In Reeling, Harvey succeeded in showing us a softer persona that she felt didn’t come across in the media. Speaking to journalist Dave Fanning in the Sky series Talks with Dave Fanning in 2006, Harvey said, “I find interviews always disappointing for myself. I come out of them feeling I let myself down or I didn’t mean it in that way." She described speaking to journalists as “a very painful horrible process, but I understand it’s an important thing to do even from the point of letting people know that you’ve made a record or are still breathing." Harvey became so connected to taking control of her image that she released a second tour documentary On Tour: Please Leave Quietly in 2006, which followed her life on the road during the Uh Huh Her tour.

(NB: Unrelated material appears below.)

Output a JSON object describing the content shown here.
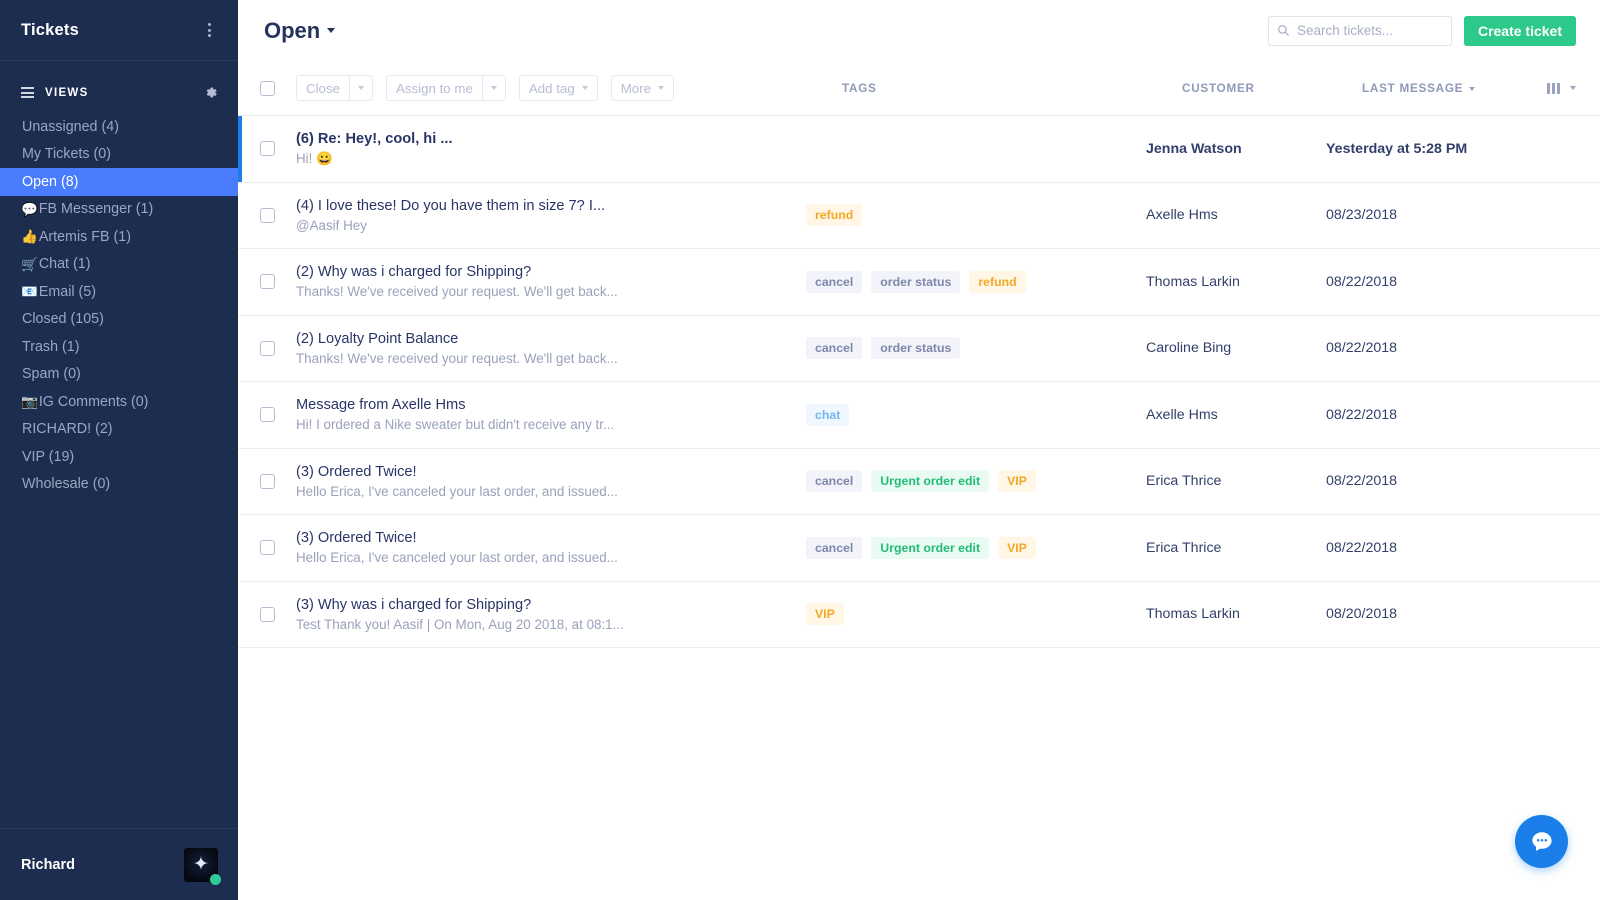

Is the tour documentary format the best way to understand a musician? Yes and no. As much as we the audience feel like we’re momentarily part of their world, for all the backstage footage and inside jokes, we’re ultimately still under the power of the director, only getting to see what they want us to see. We see this towards the end of Reeling when Harvey and her band begin their 1993 US tour. It was during this period that tensions with her band really began to show, with Harvey saying to Rolling Stone at the time, “It makes me sad. I wouldn't have got here without them. I needed them back then – badly. But I don't need them anymore. We all changed as people." There is a moment in a dressing room where the three musicians seem disconnected. When the rest of the band leave the room, Harvey begins speaking to Mochnacz, we assume about them, but the audio cuts out, censoring her words. It is a frank reminder that even in a film in which she had such a large personal involvement, there is only so much Harvey is willing to share.

There is a part of me that fully understands Harvey’s need for privacy and control of her image, especially given that she was a woman who had achieved a remarkable level of fame and received the resulting intense scrutiny so quickly and at a young age. Although this is Mochnacz’s film and Harvey is in front of the camera for much of it, Harvey’s hand can be felt in the direction of each scene. The film tells us as much in the opening shot where the camera slowly pans around a chaotically decorated dressing room and focuses in on a mirror propped up against the wall, revealing that Harvey is actually behind the camera. It is as if the director and artist are saying to the audience, ‘welcome to Polly Jean Harvey’s world. Come see through her eyes, feel what she feels… if you dare’. In the end, this seems to get to the essence of what most artists want from their documentaries – to convey their world as they know it to be, even if it differs from our perceived reality. Harvey and Mochnacz’s world-building in Reeling will always stay with me, especially when I’m back on tour again, trying to keep my energy levels up with just a Tesco value packet of pitta bread and a pot of questionable looking hummus. While, I could not claim that my tales of mundanity from the road would be as fascinating and revealing as Reeling, those tales would alas be my own and mine alone.